Apart from lawns (and that is a matter of taste), the daisy goes with practically everything. Everyone recognises their ray-like petals (actually individual ‘ray flowers’) arranged around a button-like centre (actually a dense pack of individual tiny ‘disc flowers’). Their open flowers are very popular with bees and other pollinating insects. We’ll take a look at the family in general and focus on three members in particular: the English daisy, the Spanish daisy and the marguerite.

This family has thousands of members

Daisies are a huge family with almost 23,000 members. Michaelmas daisies, dahlias, chrysanthemums, marigolds, sunflowers, goldenrod, knapweed, black-eyed Susan (rudbeckia), zinnia and gerbera are all members and loved garden flowers.

Michaelmas daisies near Thursford Green, Norfolk

Michaelmas daisies near Thursford Green, Norfolk
© Copyright Evelyn Simak and licensed for re-use under Creative Commons Attribution-ShareAlike 2.0 Generic Licence

Some members of the family are not so loved. As well as lawn daisies, there are other weeds such as dandelions, groundsel and ragwort. (Or are they wild flowers?)

Then, surprise! Some members of the daisy family are edible: lettuce, globe artichoke, Jerusalem artichoke, and chicory (endive), for example. There are the herbs, tarragon and camomile, and there is echinacea, used for medicinal tea or drops to ward off colds.

The English daisy

The English daisy, Bellis, is a cheerful double daisy in pink or white which grows to 15cm/6in and looks great with forget-me-not. It's a biennial, so it grows its leaves, stems and roots one year and flowers the next. (Don’t confuse it with that daisy that keeps coming up again and again in lawns.)

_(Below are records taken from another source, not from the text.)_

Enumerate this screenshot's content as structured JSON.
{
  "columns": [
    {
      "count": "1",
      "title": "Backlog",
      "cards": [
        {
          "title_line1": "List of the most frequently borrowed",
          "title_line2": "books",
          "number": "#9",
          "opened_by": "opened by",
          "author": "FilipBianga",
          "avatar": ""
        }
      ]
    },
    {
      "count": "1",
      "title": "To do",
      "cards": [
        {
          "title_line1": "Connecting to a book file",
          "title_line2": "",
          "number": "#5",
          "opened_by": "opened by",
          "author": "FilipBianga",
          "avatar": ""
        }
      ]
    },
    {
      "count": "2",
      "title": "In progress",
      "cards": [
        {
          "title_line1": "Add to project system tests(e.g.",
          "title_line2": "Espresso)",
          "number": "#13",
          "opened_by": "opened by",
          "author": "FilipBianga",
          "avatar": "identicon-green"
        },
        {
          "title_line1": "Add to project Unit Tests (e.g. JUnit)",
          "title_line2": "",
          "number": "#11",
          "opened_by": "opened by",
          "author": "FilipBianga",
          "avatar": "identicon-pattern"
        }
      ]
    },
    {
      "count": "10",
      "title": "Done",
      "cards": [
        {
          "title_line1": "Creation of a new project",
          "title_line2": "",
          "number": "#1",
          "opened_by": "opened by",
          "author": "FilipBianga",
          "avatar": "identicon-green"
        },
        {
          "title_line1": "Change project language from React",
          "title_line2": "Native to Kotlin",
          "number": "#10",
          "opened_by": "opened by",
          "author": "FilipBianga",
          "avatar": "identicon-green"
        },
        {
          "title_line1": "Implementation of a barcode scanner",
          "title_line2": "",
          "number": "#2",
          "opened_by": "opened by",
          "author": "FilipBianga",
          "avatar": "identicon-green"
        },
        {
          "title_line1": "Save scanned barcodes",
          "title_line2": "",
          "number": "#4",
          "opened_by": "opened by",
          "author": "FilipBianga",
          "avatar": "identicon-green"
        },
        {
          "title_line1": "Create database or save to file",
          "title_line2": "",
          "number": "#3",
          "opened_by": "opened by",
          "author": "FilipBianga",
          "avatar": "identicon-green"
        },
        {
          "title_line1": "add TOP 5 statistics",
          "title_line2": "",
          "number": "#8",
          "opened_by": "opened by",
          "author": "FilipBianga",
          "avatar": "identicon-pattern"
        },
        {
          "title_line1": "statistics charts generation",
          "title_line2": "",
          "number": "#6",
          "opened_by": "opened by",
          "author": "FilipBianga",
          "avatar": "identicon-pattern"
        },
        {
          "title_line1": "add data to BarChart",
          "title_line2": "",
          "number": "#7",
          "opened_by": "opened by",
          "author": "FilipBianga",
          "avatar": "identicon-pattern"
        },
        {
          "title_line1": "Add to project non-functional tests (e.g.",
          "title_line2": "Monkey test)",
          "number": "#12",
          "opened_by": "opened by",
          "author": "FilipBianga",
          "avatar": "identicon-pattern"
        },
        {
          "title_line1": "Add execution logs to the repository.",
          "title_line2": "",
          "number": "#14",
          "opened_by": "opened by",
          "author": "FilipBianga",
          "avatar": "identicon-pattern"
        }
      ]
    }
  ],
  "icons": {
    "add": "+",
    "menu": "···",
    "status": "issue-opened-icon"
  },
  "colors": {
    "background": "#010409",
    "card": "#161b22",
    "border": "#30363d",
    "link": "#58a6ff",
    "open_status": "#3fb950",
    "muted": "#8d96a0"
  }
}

Pink bellis. Daisy

Pink bellis. © seekingsolace and reused under https://creativecommons.org/licenses/by/2.0/

The Spanish daisy

The perennial Spanish daisy is sometimes called Mexican fleabane. It is good in containers, borders and hanging baskets from April to November. It also

gently self-seeds to colonise steps and nooks and crannies

as Sarah Raven says, making it terrific for ground or wall cover. It was used to colonise the concrete terraces of the football stadium built in Mexico City for the 1970 World Cup.

Spanish daisy or Mexican fleabane (Erigeron karvinskianus), Totnes

Spanish daisy or Mexican fleabane (Erigeron karvinskianus) on a retaining wall beside South Street, Totnes. © Derek Harper and reused under https://creativecommons.org/licenses/by-sa/2.0/ Thanks to the Geograph project


Marguerites have daisy flowers and pretty cut foliage. They can grow to a metre/3ft high and are a good choice for summer containers. For colour, what about pink, white or a warm yellow/apricot? Of the many varieties to choose from, three possibilities are ‘Madeira White’, ‘Vancouver’ (pink) and ‘Jamaica Primrose’ (single yellow).

Marguerites. Daisy

Marguerites. © NakaoSodanshitsu and reused under https://creativecommons.org/licenses/by/2.0/

Marguerites flower most of the year, from June to November outside and for longer under cover. They can be a bit leggy by late summer. If you cut them back they will flower again within a few weeks. Take cuttings at the same time!

Daisies bring simple and open cheerfulness to a garden. Choose one or two for yours this summer.